**What you should do**
Give the number of lines in the listing below that include the word "true", with nothing more.
--- --- ---
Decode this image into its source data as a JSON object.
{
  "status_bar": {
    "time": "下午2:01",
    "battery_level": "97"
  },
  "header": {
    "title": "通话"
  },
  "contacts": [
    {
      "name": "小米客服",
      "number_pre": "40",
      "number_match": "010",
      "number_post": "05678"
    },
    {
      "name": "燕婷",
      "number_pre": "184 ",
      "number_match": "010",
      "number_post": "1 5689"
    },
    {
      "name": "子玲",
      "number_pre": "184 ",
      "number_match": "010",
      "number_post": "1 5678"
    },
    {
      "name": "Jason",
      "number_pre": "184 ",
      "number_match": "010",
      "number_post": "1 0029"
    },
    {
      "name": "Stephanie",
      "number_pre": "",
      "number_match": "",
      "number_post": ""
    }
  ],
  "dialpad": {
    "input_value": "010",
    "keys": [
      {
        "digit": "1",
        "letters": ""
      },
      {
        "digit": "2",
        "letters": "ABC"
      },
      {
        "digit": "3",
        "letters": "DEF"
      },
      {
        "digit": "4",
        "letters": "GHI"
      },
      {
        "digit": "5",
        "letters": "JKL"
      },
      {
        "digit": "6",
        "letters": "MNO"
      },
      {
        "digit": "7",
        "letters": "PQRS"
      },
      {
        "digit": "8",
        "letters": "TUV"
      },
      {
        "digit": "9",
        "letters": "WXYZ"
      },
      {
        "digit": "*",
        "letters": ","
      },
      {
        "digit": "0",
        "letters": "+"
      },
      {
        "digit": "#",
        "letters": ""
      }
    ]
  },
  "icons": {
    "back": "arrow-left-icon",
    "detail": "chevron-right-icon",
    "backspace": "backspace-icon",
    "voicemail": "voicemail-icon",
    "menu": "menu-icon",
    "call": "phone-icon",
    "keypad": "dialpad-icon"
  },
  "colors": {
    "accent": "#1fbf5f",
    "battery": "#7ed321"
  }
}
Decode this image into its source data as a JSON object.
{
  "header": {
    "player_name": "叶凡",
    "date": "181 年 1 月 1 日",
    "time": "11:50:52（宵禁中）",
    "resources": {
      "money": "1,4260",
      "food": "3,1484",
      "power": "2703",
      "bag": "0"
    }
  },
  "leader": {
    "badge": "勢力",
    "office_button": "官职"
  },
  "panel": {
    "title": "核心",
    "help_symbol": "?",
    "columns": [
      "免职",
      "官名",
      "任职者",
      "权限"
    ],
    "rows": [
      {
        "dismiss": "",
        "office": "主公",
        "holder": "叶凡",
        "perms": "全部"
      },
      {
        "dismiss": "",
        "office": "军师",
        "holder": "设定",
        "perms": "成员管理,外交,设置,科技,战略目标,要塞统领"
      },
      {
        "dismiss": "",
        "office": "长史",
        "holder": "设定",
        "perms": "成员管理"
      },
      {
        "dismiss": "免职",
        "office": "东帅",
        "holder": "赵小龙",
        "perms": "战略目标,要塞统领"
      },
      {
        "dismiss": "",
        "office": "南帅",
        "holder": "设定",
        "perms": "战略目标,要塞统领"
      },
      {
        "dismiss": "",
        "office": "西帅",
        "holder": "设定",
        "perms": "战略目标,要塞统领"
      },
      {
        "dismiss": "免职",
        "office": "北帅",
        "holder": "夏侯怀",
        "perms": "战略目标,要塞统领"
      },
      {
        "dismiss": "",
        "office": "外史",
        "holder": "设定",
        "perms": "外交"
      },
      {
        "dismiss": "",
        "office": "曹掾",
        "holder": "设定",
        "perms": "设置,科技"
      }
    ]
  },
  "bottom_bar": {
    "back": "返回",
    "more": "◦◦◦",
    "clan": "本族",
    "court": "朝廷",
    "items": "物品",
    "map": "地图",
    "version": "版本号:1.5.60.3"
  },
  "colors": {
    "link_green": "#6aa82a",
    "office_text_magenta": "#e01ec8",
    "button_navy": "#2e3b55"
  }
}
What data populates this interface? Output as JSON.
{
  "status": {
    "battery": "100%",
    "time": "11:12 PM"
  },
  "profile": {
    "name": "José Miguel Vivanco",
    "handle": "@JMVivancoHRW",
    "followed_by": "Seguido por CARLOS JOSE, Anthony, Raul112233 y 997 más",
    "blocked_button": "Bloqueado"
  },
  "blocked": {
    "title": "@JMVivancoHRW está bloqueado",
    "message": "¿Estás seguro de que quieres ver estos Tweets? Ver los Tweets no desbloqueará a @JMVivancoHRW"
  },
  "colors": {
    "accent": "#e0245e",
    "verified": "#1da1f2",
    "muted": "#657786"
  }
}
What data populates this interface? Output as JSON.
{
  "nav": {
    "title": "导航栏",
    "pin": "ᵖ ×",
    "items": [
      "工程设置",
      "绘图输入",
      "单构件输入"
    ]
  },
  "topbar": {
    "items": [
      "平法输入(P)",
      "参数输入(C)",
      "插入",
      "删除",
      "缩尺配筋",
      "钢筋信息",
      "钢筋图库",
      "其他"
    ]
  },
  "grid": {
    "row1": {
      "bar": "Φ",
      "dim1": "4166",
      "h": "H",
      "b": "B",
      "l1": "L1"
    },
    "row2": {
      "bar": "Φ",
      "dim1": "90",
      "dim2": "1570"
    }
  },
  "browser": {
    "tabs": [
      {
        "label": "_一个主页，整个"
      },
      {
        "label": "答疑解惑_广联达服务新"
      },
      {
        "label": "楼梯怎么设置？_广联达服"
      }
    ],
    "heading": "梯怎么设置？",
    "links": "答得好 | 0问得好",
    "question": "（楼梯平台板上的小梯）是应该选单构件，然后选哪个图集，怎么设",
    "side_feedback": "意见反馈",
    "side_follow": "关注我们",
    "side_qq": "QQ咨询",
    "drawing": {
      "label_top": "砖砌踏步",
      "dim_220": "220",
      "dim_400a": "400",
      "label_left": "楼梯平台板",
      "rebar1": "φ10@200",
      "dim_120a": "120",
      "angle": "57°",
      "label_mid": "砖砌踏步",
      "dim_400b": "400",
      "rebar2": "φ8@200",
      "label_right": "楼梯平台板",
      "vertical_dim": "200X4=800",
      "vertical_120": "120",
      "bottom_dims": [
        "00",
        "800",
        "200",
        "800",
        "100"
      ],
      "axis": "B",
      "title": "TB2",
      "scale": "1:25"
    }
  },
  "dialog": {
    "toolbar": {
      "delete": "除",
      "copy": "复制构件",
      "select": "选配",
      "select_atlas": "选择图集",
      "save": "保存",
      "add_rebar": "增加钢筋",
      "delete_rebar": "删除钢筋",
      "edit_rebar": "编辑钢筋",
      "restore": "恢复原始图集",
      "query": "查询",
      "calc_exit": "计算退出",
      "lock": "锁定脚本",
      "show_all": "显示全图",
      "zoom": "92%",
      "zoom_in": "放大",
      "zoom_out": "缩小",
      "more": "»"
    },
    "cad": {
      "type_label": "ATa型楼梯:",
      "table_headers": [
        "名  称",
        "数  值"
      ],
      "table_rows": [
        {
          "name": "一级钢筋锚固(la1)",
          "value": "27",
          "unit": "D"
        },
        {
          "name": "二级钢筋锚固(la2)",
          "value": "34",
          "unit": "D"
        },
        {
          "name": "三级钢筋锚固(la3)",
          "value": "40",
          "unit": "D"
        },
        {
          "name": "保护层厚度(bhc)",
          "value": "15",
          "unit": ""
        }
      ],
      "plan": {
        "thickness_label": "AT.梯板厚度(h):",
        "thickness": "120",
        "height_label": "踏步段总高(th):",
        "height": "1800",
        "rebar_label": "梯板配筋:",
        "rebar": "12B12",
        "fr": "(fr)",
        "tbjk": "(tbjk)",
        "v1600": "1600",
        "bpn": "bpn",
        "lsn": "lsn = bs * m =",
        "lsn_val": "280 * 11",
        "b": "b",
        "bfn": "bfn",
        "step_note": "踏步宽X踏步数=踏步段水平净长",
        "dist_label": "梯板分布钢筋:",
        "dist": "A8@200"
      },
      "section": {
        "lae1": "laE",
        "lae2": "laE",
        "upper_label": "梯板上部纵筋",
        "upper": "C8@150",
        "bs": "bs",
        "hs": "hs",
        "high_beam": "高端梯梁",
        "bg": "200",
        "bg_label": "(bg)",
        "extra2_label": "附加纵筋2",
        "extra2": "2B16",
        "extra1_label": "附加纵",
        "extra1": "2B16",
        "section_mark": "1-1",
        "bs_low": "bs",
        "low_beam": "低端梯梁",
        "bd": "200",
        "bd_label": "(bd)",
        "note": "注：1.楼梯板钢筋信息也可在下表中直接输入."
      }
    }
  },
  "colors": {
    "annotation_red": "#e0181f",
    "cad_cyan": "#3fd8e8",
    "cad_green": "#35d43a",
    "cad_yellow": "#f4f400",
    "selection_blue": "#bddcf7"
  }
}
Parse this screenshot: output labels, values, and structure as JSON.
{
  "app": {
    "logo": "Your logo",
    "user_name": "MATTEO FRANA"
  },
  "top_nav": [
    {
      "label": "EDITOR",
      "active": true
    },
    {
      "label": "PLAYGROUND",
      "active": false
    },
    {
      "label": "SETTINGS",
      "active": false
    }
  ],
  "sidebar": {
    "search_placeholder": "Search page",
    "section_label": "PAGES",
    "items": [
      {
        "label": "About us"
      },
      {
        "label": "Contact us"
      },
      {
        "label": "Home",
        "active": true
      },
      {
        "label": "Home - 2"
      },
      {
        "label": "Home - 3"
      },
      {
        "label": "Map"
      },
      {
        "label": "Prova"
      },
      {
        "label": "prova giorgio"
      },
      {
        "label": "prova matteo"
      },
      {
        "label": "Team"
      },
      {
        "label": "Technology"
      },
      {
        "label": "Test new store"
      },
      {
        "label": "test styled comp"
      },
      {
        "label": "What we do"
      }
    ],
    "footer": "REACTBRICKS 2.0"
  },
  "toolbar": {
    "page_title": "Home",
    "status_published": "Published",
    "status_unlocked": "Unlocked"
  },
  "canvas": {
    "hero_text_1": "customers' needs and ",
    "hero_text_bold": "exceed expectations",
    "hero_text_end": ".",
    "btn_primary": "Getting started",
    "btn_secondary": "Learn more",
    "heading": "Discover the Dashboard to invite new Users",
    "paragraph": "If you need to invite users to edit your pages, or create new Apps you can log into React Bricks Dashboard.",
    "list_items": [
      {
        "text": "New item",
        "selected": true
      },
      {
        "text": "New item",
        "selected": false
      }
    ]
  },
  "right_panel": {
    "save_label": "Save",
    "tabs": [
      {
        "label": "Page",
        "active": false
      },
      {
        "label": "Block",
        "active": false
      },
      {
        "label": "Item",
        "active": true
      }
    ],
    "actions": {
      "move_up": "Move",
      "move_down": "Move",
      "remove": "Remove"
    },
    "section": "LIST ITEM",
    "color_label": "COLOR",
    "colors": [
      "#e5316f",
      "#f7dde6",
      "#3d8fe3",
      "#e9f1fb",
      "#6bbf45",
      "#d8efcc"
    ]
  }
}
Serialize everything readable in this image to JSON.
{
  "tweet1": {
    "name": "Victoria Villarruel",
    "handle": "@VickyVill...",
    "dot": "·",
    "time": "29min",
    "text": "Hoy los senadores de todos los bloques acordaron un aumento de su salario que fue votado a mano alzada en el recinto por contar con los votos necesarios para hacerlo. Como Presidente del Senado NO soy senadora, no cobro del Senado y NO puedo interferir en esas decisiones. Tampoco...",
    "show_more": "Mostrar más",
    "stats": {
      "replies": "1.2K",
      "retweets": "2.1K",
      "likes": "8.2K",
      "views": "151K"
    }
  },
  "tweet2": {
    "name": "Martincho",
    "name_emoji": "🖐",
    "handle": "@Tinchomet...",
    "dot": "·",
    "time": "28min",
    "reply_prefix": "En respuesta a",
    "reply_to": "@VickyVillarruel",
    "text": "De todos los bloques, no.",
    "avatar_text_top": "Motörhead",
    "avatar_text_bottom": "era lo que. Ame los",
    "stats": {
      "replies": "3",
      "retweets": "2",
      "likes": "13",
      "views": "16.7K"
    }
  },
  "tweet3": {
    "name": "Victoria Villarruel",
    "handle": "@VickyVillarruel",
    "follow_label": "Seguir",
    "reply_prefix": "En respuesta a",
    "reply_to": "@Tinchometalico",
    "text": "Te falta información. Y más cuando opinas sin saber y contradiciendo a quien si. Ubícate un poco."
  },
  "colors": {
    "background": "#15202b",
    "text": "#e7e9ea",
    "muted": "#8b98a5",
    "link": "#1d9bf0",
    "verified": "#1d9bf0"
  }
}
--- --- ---
**Task output**
4